**INPUT:**
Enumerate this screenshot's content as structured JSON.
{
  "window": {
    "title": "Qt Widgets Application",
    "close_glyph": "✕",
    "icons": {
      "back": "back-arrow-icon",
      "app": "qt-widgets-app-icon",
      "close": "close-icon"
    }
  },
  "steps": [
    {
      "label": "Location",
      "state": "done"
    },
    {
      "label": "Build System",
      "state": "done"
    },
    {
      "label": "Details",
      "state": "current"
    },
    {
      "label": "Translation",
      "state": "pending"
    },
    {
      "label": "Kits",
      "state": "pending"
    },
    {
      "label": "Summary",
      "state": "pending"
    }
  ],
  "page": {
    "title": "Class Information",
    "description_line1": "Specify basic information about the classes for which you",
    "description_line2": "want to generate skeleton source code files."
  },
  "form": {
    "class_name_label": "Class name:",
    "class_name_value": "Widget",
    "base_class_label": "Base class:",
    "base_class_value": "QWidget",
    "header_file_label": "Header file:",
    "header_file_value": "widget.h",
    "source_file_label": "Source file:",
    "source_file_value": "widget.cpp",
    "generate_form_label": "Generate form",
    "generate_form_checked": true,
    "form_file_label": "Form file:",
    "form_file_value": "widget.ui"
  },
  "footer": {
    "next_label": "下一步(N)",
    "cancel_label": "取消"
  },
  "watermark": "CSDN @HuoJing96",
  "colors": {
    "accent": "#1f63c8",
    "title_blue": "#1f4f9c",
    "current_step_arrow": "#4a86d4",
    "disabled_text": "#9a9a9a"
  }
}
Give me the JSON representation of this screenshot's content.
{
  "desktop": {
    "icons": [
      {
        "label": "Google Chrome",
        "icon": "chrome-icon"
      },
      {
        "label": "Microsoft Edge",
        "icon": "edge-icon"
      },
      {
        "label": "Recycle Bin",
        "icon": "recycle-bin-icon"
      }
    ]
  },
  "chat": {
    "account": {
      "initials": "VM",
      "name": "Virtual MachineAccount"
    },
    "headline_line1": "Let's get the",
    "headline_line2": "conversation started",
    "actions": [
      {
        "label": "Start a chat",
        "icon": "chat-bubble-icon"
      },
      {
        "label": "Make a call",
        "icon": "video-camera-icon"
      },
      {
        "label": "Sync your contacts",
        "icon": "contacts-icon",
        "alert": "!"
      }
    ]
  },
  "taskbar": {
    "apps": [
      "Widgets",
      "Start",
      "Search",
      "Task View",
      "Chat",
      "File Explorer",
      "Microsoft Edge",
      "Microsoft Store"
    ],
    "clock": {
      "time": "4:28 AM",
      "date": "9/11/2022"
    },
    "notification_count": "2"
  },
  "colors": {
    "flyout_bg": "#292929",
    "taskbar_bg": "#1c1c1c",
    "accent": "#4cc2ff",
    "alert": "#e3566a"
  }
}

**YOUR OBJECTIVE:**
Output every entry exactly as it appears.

**ANSWER SPACE:**
Enumerate this screenshot's content as structured JSON.
{
  "window": {
    "title": "Qt Widgets Application",
    "close_glyph": "✕",
    "icons": {
      "back": "back-arrow-icon",
      "app": "qt-widgets-app-icon",
      "close": "close-icon"
    }
  },
  "steps": [
    {
      "label": "Location",
      "state": "done"
    },
    {
      "label": "Build System",
      "state": "done"
    },
    {
      "label": "Details",
      "state": "current"
    },
    {
      "label": "Translation",
      "state": "pending"
    },
    {
      "label": "Kits",
      "state": "pending"
    },
    {
      "label": "Summary",
      "state": "pending"
    }
  ],
  "page": {
    "title": "Class Information",
    "description_line1": "Specify basic information about the classes for which you",
    "description_line2": "want to generate skeleton source code files."
  },
  "form": {
    "class_name_label": "Class name:",
    "class_name_value": "Widget",
    "base_class_label": "Base class:",
    "base_class_value": "QWidget",
    "header_file_label": "Header file:",
    "header_file_value": "widget.h",
    "source_file_label": "Source file:",
    "source_file_value": "widget.cpp",
    "generate_form_label": "Generate form",
    "generate_form_checked": true,
    "form_file_label": "Form file:",
    "form_file_value": "widget.ui"
  },
  "footer": {
    "next_label": "下一步(N)",
    "cancel_label": "取消"
  },
  "watermark": "CSDN @HuoJing96",
  "colors": {
    "accent": "#1f63c8",
    "title_blue": "#1f4f9c",
    "current_step_arrow": "#4a86d4",
    "disabled_text": "#9a9a9a"
  }
}
Give me the JSON representation of this screenshot's content.
{
  "desktop": {
    "icons": [
      {
        "label": "Google Chrome",
        "icon": "chrome-icon"
      },
      {
        "label": "Microsoft Edge",
        "icon": "edge-icon"
      },
      {
        "label": "Recycle Bin",
        "icon": "recycle-bin-icon"
      }
    ]
  },
  "chat": {
    "account": {
      "initials": "VM",
      "name": "Virtual MachineAccount"
    },
    "headline_line1": "Let's get the",
    "headline_line2": "conversation started",
    "actions": [
      {
        "label": "Start a chat",
        "icon": "chat-bubble-icon"
      },
      {
        "label": "Make a call",
        "icon": "video-camera-icon"
      },
      {
        "label": "Sync your contacts",
        "icon": "contacts-icon",
        "alert": "!"
      }
    ]
  },
  "taskbar": {
    "apps": [
      "Widgets",
      "Start",
      "Search",
      "Task View",
      "Chat",
      "File Explorer",
      "Microsoft Edge",
      "Microsoft Store"
    ],
    "clock": {
      "time": "4:28 AM",
      "date": "9/11/2022"
    },
    "notification_count": "2"
  },
  "colors": {
    "flyout_bg": "#292929",
    "taskbar_bg": "#1c1c1c",
    "accent": "#4cc2ff",
    "alert": "#e3566a"
  }
}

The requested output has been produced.